◆ **Exercise description**: Reproduce each entry below exactly, without omitting any.

* * * * * * *

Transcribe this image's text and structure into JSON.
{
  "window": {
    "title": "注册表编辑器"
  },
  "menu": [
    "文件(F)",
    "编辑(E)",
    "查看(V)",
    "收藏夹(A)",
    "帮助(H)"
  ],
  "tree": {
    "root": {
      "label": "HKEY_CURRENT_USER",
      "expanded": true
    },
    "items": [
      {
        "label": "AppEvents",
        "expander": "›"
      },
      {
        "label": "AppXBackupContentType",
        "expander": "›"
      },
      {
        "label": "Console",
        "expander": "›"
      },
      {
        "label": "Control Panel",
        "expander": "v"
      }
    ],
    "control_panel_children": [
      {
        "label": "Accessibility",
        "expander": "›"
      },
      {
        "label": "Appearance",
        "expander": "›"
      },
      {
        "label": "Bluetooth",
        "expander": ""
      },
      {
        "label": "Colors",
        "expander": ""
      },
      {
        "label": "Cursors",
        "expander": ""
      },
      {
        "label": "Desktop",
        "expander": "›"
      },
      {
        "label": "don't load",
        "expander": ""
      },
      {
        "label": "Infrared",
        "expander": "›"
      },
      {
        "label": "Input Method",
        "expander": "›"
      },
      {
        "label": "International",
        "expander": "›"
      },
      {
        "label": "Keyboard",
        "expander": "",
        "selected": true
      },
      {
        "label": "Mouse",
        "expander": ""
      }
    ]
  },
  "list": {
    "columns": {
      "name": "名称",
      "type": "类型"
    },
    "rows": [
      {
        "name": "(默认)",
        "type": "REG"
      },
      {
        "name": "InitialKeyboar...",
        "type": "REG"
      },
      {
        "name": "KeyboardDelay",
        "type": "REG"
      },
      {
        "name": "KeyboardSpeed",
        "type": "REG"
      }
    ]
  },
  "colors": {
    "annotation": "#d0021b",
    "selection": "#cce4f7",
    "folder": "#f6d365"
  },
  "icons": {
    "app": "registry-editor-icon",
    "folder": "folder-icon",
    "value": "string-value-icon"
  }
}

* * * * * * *

◆ **Completed exercise**:
Transcribe this image's text and structure into JSON.
{
  "window": {
    "title": "注册表编辑器"
  },
  "menu": [
    "文件(F)",
    "编辑(E)",
    "查看(V)",
    "收藏夹(A)",
    "帮助(H)"
  ],
  "tree": {
    "root": {
      "label": "HKEY_CURRENT_USER",
      "expanded": true
    },
    "items": [
      {
        "label": "AppEvents",
        "expander": "›"
      },
      {
        "label": "AppXBackupContentType",
        "expander": "›"
      },
      {
        "label": "Console",
        "expander": "›"
      },
      {
        "label": "Control Panel",
        "expander": "v"
      }
    ],
    "control_panel_children": [
      {
        "label": "Accessibility",
        "expander": "›"
      },
      {
        "label": "Appearance",
        "expander": "›"
      },
      {
        "label": "Bluetooth",
        "expander": ""
      },
      {
        "label": "Colors",
        "expander": ""
      },
      {
        "label": "Cursors",
        "expander": ""
      },
      {
        "label": "Desktop",
        "expander": "›"
      },
      {
        "label": "don't load",
        "expander": ""
      },
      {
        "label": "Infrared",
        "expander": "›"
      },
      {
        "label": "Input Method",
        "expander": "›"
      },
      {
        "label": "International",
        "expander": "›"
      },
      {
        "label": "Keyboard",
        "expander": "",
        "selected": true
      },
      {
        "label": "Mouse",
        "expander": ""
      }
    ]
  },
  "list": {
    "columns": {
      "name": "名称",
      "type": "类型"
    },
    "rows": [
      {
        "name": "(默认)",
        "type": "REG"
      },
      {
        "name": "InitialKeyboar...",
        "type": "REG"
      },
      {
        "name": "KeyboardDelay",
        "type": "REG"
      },
      {
        "name": "KeyboardSpeed",
        "type": "REG"
      }
    ]
  },
  "colors": {
    "annotation": "#d0021b",
    "selection": "#cce4f7",
    "folder": "#f6d365"
  },
  "icons": {
    "app": "registry-editor-icon",
    "folder": "folder-icon",
    "value": "string-value-icon"
  }
}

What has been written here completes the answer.